**INSTRUCTIONS TO FOLLOW**. Could you restate every line of the data word for word?

**EXCERPTED DATA**.
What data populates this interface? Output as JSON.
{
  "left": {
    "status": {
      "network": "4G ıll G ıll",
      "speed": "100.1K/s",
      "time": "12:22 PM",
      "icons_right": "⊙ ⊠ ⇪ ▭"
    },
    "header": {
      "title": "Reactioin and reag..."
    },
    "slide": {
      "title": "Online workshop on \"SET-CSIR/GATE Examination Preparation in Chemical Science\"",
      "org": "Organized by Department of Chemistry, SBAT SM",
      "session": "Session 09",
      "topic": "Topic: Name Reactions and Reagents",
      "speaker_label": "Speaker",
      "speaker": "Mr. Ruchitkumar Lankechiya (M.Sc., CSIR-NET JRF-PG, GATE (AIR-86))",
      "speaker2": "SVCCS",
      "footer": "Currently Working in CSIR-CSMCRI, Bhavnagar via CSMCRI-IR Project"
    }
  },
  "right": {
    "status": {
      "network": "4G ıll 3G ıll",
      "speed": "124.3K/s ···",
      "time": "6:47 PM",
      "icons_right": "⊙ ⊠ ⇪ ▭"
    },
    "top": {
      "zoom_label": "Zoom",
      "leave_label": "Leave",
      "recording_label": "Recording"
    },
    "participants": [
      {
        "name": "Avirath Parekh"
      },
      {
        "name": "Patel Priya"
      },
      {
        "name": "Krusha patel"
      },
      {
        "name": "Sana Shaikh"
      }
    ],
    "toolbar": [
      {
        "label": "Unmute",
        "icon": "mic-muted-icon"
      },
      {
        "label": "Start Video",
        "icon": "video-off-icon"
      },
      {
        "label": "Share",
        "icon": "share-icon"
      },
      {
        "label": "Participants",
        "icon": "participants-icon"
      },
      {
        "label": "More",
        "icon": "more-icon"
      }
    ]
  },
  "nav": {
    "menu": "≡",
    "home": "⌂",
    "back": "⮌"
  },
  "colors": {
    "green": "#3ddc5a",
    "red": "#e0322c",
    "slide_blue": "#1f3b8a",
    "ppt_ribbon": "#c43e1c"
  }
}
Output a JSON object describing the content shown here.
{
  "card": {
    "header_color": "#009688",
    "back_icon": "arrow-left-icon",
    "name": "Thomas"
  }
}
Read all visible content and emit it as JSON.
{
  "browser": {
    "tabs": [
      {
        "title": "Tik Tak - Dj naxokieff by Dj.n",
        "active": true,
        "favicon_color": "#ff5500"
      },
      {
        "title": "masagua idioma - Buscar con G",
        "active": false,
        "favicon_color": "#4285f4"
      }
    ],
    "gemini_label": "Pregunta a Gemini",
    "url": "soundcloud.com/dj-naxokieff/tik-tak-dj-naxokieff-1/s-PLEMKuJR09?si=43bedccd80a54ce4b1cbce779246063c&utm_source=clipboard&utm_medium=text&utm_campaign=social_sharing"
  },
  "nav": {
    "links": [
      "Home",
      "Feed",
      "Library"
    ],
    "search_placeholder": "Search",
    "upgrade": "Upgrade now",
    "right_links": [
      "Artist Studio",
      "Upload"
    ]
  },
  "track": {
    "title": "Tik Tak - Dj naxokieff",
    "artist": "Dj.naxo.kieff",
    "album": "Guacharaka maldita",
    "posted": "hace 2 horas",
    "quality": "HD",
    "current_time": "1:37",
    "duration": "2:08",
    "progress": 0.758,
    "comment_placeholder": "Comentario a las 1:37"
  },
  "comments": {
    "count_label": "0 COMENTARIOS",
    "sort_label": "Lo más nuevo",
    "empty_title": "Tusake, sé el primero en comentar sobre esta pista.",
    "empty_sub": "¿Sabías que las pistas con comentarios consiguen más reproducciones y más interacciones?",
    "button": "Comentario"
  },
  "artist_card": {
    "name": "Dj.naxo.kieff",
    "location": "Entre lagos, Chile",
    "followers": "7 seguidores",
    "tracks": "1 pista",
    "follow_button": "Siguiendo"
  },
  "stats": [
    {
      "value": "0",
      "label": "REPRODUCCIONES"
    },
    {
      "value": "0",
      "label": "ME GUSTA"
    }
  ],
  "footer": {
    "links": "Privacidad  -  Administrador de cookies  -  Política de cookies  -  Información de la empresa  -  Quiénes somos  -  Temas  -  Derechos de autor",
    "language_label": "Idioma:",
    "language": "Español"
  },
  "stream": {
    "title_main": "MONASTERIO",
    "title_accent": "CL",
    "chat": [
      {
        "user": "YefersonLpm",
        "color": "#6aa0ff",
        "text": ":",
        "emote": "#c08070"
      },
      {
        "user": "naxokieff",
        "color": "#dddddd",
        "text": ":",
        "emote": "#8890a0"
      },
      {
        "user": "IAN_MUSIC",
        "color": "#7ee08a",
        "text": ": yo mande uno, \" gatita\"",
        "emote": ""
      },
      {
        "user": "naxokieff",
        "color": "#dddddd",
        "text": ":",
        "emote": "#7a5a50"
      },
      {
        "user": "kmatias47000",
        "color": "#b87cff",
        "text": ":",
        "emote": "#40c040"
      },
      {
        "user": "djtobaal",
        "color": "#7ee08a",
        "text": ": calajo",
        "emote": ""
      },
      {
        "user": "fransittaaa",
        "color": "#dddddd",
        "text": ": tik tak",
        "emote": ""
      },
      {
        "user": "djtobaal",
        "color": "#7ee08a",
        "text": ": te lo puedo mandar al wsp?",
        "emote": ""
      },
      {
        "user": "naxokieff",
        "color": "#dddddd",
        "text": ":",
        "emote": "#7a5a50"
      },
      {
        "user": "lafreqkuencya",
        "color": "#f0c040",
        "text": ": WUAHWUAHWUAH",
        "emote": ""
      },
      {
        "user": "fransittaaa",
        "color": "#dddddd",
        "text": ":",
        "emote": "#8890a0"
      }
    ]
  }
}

**COMPLETED TASK**.
What data populates this interface? Output as JSON.
{
  "left": {
    "status": {
      "network": "4G ıll G ıll",
      "speed": "100.1K/s",
      "time": "12:22 PM",
      "icons_right": "⊙ ⊠ ⇪ ▭"
    },
    "header": {
      "title": "Reactioin and reag..."
    },
    "slide": {
      "title": "Online workshop on \"SET-CSIR/GATE Examination Preparation in Chemical Science\"",
      "org": "Organized by Department of Chemistry, SBAT SM",
      "session": "Session 09",
      "topic": "Topic: Name Reactions and Reagents",
      "speaker_label": "Speaker",
      "speaker": "Mr. Ruchitkumar Lankechiya (M.Sc., CSIR-NET JRF-PG, GATE (AIR-86))",
      "speaker2": "SVCCS",
      "footer": "Currently Working in CSIR-CSMCRI, Bhavnagar via CSMCRI-IR Project"
    }
  },
  "right": {
    "status": {
      "network": "4G ıll 3G ıll",
      "speed": "124.3K/s ···",
      "time": "6:47 PM",
      "icons_right": "⊙ ⊠ ⇪ ▭"
    },
    "top": {
      "zoom_label": "Zoom",
      "leave_label": "Leave",
      "recording_label": "Recording"
    },
    "participants": [
      {
        "name": "Avirath Parekh"
      },
      {
        "name": "Patel Priya"
      },
      {
        "name": "Krusha patel"
      },
      {
        "name": "Sana Shaikh"
      }
    ],
    "toolbar": [
      {
        "label": "Unmute",
        "icon": "mic-muted-icon"
      },
      {
        "label": "Start Video",
        "icon": "video-off-icon"
      },
      {
        "label": "Share",
        "icon": "share-icon"
      },
      {
        "label": "Participants",
        "icon": "participants-icon"
      },
      {
        "label": "More",
        "icon": "more-icon"
      }
    ]
  },
  "nav": {
    "menu": "≡",
    "home": "⌂",
    "back": "⮌"
  },
  "colors": {
    "green": "#3ddc5a",
    "red": "#e0322c",
    "slide_blue": "#1f3b8a",
    "ppt_ribbon": "#c43e1c"
  }
}
Output a JSON object describing the content shown here.
{
  "card": {
    "header_color": "#009688",
    "back_icon": "arrow-left-icon",
    "name": "Thomas"
  }
}
Read all visible content and emit it as JSON.
{
  "browser": {
    "tabs": [
      {
        "title": "Tik Tak - Dj naxokieff by Dj.n",
        "active": true,
        "favicon_color": "#ff5500"
      },
      {
        "title": "masagua idioma - Buscar con G",
        "active": false,
        "favicon_color": "#4285f4"
      }
    ],
    "gemini_label": "Pregunta a Gemini",
    "url": "soundcloud.com/dj-naxokieff/tik-tak-dj-naxokieff-1/s-PLEMKuJR09?si=43bedccd80a54ce4b1cbce779246063c&utm_source=clipboard&utm_medium=text&utm_campaign=social_sharing"
  },
  "nav": {
    "links": [
      "Home",
      "Feed",
      "Library"
    ],
    "search_placeholder": "Search",
    "upgrade": "Upgrade now",
    "right_links": [
      "Artist Studio",
      "Upload"
    ]
  },
  "track": {
    "title": "Tik Tak - Dj naxokieff",
    "artist": "Dj.naxo.kieff",
    "album": "Guacharaka maldita",
    "posted": "hace 2 horas",
    "quality": "HD",
    "current_time": "1:37",
    "duration": "2:08",
    "progress": 0.758,
    "comment_placeholder": "Comentario a las 1:37"
  },
  "comments": {
    "count_label": "0 COMENTARIOS",
    "sort_label": "Lo más nuevo",
    "empty_title": "Tusake, sé el primero en comentar sobre esta pista.",
    "empty_sub": "¿Sabías que las pistas con comentarios consiguen más reproducciones y más interacciones?",
    "button": "Comentario"
  },
  "artist_card": {
    "name": "Dj.naxo.kieff",
    "location": "Entre lagos, Chile",
    "followers": "7 seguidores",
    "tracks": "1 pista",
    "follow_button": "Siguiendo"
  },
  "stats": [
    {
      "value": "0",
      "label": "REPRODUCCIONES"
    },
    {
      "value": "0",
      "label": "ME GUSTA"
    }
  ],
  "footer": {
    "links": "Privacidad  -  Administrador de cookies  -  Política de cookies  -  Información de la empresa  -  Quiénes somos  -  Temas  -  Derechos de autor",
    "language_label": "Idioma:",
    "language": "Español"
  },
  "stream": {
    "title_main": "MONASTERIO",
    "title_accent": "CL",
    "chat": [
      {
        "user": "YefersonLpm",
        "color": "#6aa0ff",
        "text": ":",
        "emote": "#c08070"
      },
      {
        "user": "naxokieff",
        "color": "#dddddd",
        "text": ":",
        "emote": "#8890a0"
      },
      {
        "user": "IAN_MUSIC",
        "color": "#7ee08a",
        "text": ": yo mande uno, \" gatita\"",
        "emote": ""
      },
      {
        "user": "naxokieff",
        "color": "#dddddd",
        "text": ":",
        "emote": "#7a5a50"
      },
      {
        "user": "kmatias47000",
        "color": "#b87cff",
        "text": ":",
        "emote": "#40c040"
      },
      {
        "user": "djtobaal",
        "color": "#7ee08a",
        "text": ": calajo",
        "emote": ""
      },
      {
        "user": "fransittaaa",
        "color": "#dddddd",
        "text": ": tik tak",
        "emote": ""
      },
      {
        "user": "djtobaal",
        "color": "#7ee08a",
        "text": ": te lo puedo mandar al wsp?",
        "emote": ""
      },
      {
        "user": "naxokieff",
        "color": "#dddddd",
        "text": ":",
        "emote": "#7a5a50"
      },
      {
        "user": "lafreqkuencya",
        "color": "#f0c040",
        "text": ": WUAHWUAHWUAH",
        "emote": ""
      },
      {
        "user": "fransittaaa",
        "color": "#dddddd",
        "text": ":",
        "emote": "#8890a0"
      }
    ]
  }
}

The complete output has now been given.